2.2 Portfolio Editing: Assemble Your Images
In this lesson you'll learn how to gather your initial photos that have potential and begin evaluating them against our goals and objectives for your portfolio. We will also take into consideration how to decide what you need for each portfolio type.
1.Introduction4 lessons, 17:23
2.I Have Photographs. Now What?4 lessons, 22:13
3.Assemble the Portfolio5 lessons, 29:19
4.Conclusion1 lesson, 11:32
2.2 Portfolio Editing: Assemble Your Images
In this lesson, we'll gather the photos that have potential and begin evaluating them against our goals and objectives for our portfolio. We'll also take into consideration how to decide what we need for each portfolio type. This can be one of the most trying aspects of creating your portfolio, but with a few methodical steps it does not have to be that daunting. As I walk through the steps of selecting photos that I like and narrowing them down from there, absolutely feel free to do these steps right along with me, using your own photos in whatever chosen subject matter. Having an organized system is key. However you choose to do this, make sure you're consistent and that your photos are easy to find later. In my case, I like to create a master portfolio folder. And from there, I have my portfolios broken down by subject. And so here we have my photography portfolios, because many of us will have more than one portfolio that we put together. And then, from there, I have my Nature and Travel folder, Portraits, and Weddings. In this course, I'll be working with my Nature and Travel folder. I have a folder with a handful of images ready to go, here in Selections. And I've pulled these from one of my external hard drives, which is one of the places where I store my photos. And so here we have the selection of photos that I'll be working with. I'm using a smaller number of photos than normal, just so that you don't have to sit here for hours as I whittle them down. Ideally you would have more images in your portfolio. However, only include what you think are your best photos. Do not include mediocre photos just to bulk up your portfolio. And here on my Mac I'm going to switch the view over so that I can see these in detail. And now we're going to evaluate our photos against our own personal goals and objectives.
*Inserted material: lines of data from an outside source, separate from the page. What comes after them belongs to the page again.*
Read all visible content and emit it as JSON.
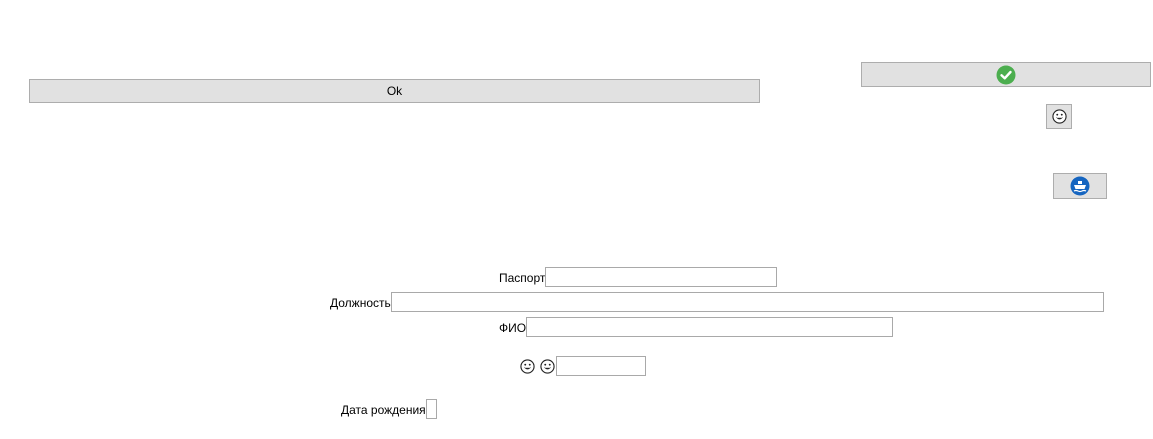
{
  "buttons": {
    "ok_label": "Ok"
  },
  "fields": {
    "passport_label": "Паспорт",
    "position_label": "Должность",
    "fullname_label": "ФИО",
    "birthdate_label": "Дата рождения",
    "passport_value": "",
    "position_value": "",
    "fullname_value": "",
    "emoji_field_value": "",
    "birthdate_value": ""
  },
  "icons": {
    "confirm": "green-checkmark-icon",
    "emoji_button": "grinning-face-icon",
    "ship_button": "blue-ship-icon",
    "emoji_1": "grinning-face-icon",
    "emoji_2": "grinning-face-icon"
  },
  "colors": {
    "button_bg": "#e1e1e1",
    "button_border": "#adadad",
    "check_green": "#4cae4f",
    "ship_blue": "#1565c0"
  }
}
For this scenario, for this course, my goals and objectives are to work with a travel commercial agency that needs work focusing on artistic, nature and location subject matter. And so I'm going to begin looking through my photos and looking at each individual one seeing which ones best fit that purpose. And as I do this, you need to ask yourself what your primary objective is with the photos in your own portfolio and what you want your desired outcome to be. And as I'm looking at these, I see that I have a group of photos that I feel are pretty good and some are better than others. For example, looking at these two, I would say right off the bat that I like the dramatic nature of this one better than this previous photo. And we have some photos that are similar, which is not necessarily a bad thing as long as they don't become too repetitive. Now another thing I'd like to mention is that when you get your first group of photos together, there may be a few in there that you simply like or are emotionally attached to. That does not mean that they are suitable for your portfolio. Look through your photos and make sure the photos relate to each other. Get a feel for what's there collectively as a whole. And as I continue to look through these photos, I see that I have some landscapes, and I also have some that are more close-up in nature. And there are some that have more of a powerful punch to them, and some that are a little bit lacking, in my personal opinion, compared to the other photos. As I go through these, I really feel myself gravitating towards the more dramatic photos. And it's important that the photos that I end up selecting are on a similar level with each other. And as I do this, I'm making a mental note to myself of which photos I may end up eliminating. For example, I may end up eliminating this photo. And this one is nice and vibrant, I really like that one. And again, you should be evaluating your own photos based on your own criteria. Also, some photographers like to print out their photos and evaluate them. You can do that if you wish. For example, you could start with, say, 75 to 100 photos with the intention of getting them down to a much smaller number, let's say 25 high-quality shots. And I'll just continue flipping through my photos. This is another high-impact one that I really like. And I actually like this one better than this other similar shot. And you may run into a case where as you go through the photos, let's say you like the composition of a particular shot. In this case, this one, you may need to go back into whatever editing program you're using, for example, Photoshop, and bring the photo up to the same level as the other photos if you would like to include it in your portfolio. And here's another one that I would really like to include. It really has that dramatic impact along with this one as well. And this one not so much. And so what I did there was I just looked through the photos in general to get an overall feel of what's there. I have not eliminated any yet. I'm getting a sense of how all the photos work together. And so that brings us to the end of our lesson. In this lesson we gathered our initial group of photos and took an initial overall look at them while mentally reviewing the end result we want with our portfolio. In our next lesson we'll go ahead and begin removing the shots that we don't need.